As part of the Google funding agreement, this technology is not restricted to use by only Vorarlberg Online. Today this loyalty programme is being used by IKEA in Switzerland and various supermarkets. There are even plans to turn Ländlepunkte into a currency that can be used at local businesses.
Personalising news distribution at The Times lowers churn by 49%
The innovation team at Twipe in collaboration with publishers has been fortunate to receive Google funding three times already. One of the projects is JAMES, a co-development project with The Times in London focusing on personalised distribution of content via newsletters.
While there has been a lot of work on personalisation algorithms outside of the news industry, with catalog-based companies such as Spotify and Amazon leading the charge, there has long been a concern that personalising news will lead to filter bubbles. That’s one of the aspects explored within JAMES: how can the distribution of news be personalised so readers can be exposed to the full breadth of journalism produced daily by the editorial teams of The Times.
During this one-year project, JAMES served over 100,000 subscribers with automated, individualised newsletters, using algorithms that optimised for match to individual interests as well as trending content. This helped The Times reduce churn by 49% for subscribers who received a daily automated personalised newsletter, particularly among the low and medium engaged readers.
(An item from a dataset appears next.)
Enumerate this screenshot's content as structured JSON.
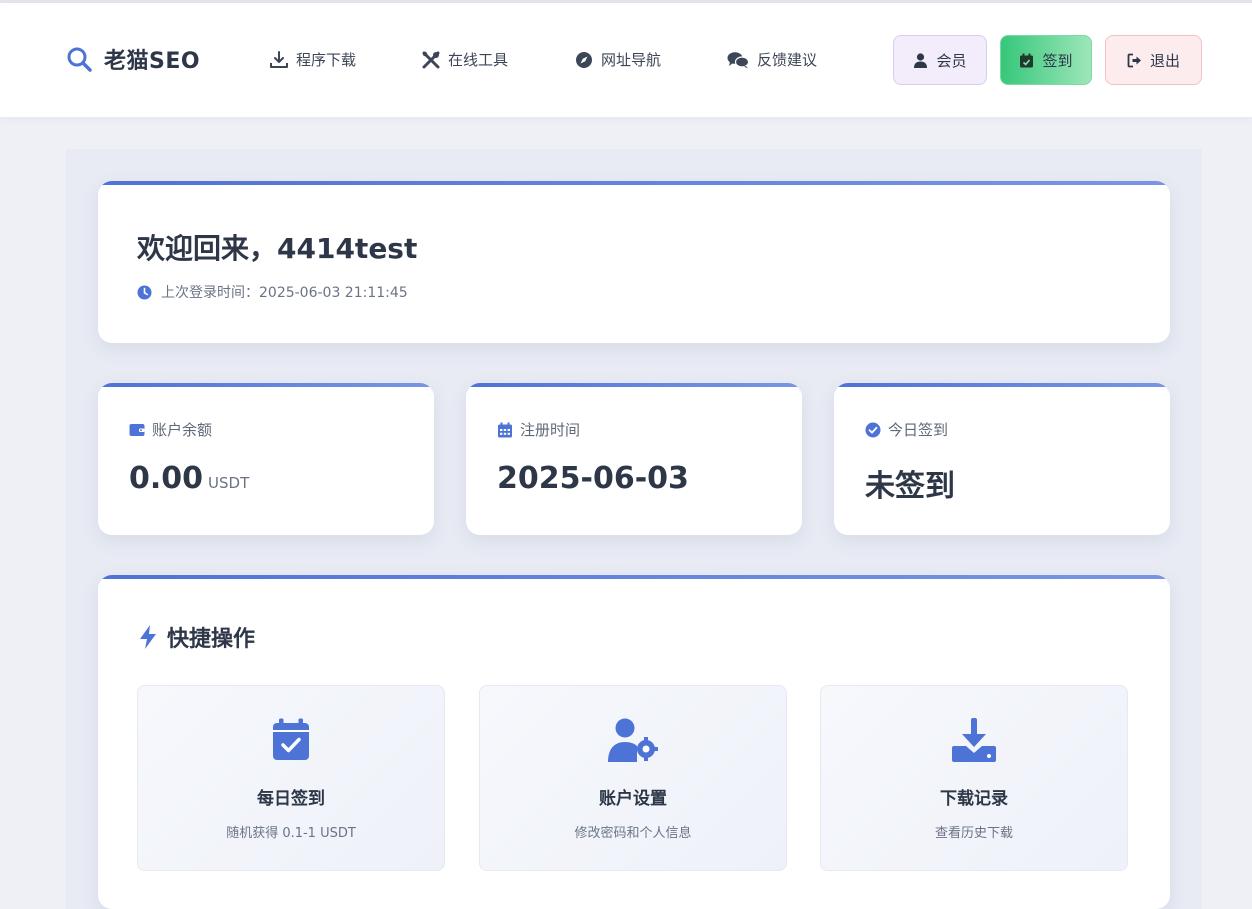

In the spirit of knowledge sharing fostered by Google’s innovation funding, at the end of the project in 2019, all the findings were made available in a free report.
Differentiated plans enable 40% subscribers growth at Le Monde
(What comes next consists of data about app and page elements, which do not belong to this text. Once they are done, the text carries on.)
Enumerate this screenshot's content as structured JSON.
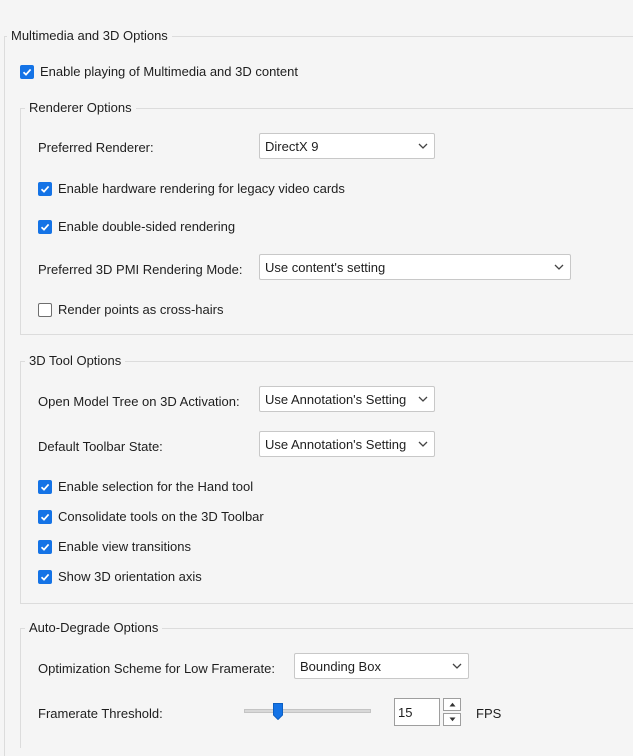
{
  "multimedia": {
    "title": "Multimedia and 3D Options",
    "enable_label": "Enable playing of Multimedia and 3D content",
    "enable_checked": true
  },
  "renderer": {
    "title": "Renderer Options",
    "preferred_label": "Preferred Renderer:",
    "preferred_value": "DirectX 9",
    "hw_label": "Enable hardware rendering for legacy video cards",
    "hw_checked": true,
    "double_label": "Enable double-sided rendering",
    "double_checked": true,
    "pmi_label": "Preferred 3D PMI Rendering Mode:",
    "pmi_value": "Use content's setting",
    "crosshair_label": "Render points as cross-hairs",
    "crosshair_checked": false
  },
  "tool": {
    "title": "3D Tool Options",
    "model_tree_label": "Open Model Tree on 3D Activation:",
    "model_tree_value": "Use Annotation's Setting",
    "toolbar_label": "Default Toolbar State:",
    "toolbar_value": "Use Annotation's Setting",
    "hand_label": "Enable selection for the Hand tool",
    "consolidate_label": "Consolidate tools on the 3D Toolbar",
    "transitions_label": "Enable view transitions",
    "axis_label": "Show 3D orientation axis"
  },
  "degrade": {
    "title": "Auto-Degrade Options",
    "scheme_label": "Optimization Scheme for Low Framerate:",
    "scheme_value": "Bounding Box",
    "threshold_label": "Framerate Threshold:",
    "threshold_value": "15",
    "threshold_unit": "FPS",
    "slider_fraction": 0.27
  },
  "colors": {
    "accent": "#1473e6"
  }
}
In France, Le Monde received funding from Google to create a three-tier subscription model as commonly seen at Netflix. In the essential offer, subscribers have full access to the website and applications, with the normal ePaper publication time of 1 PM as Le Monde is an afternoon newspaper.
For double the price, the next subscription offer includes 2 accounts who can read the edition and early access to the ePaper as of 11 AM. Finally, the family subscription offer has 4 accounts, plus an additional 6 digital supplements throughout the year.
This subscription update has paid off as Le Monde has grown its digital subscribers by 40% since the beginning of 2020. Encouraging users to share subscriptions by upgrading to multiple accounts has been one of the key growth drivers.
We hope that seeing how other publishers have successfully innovated can serve as inspiration for your 2021 planning.
Media innovation analyst @ Twipe
Original content republished with permission of Twipe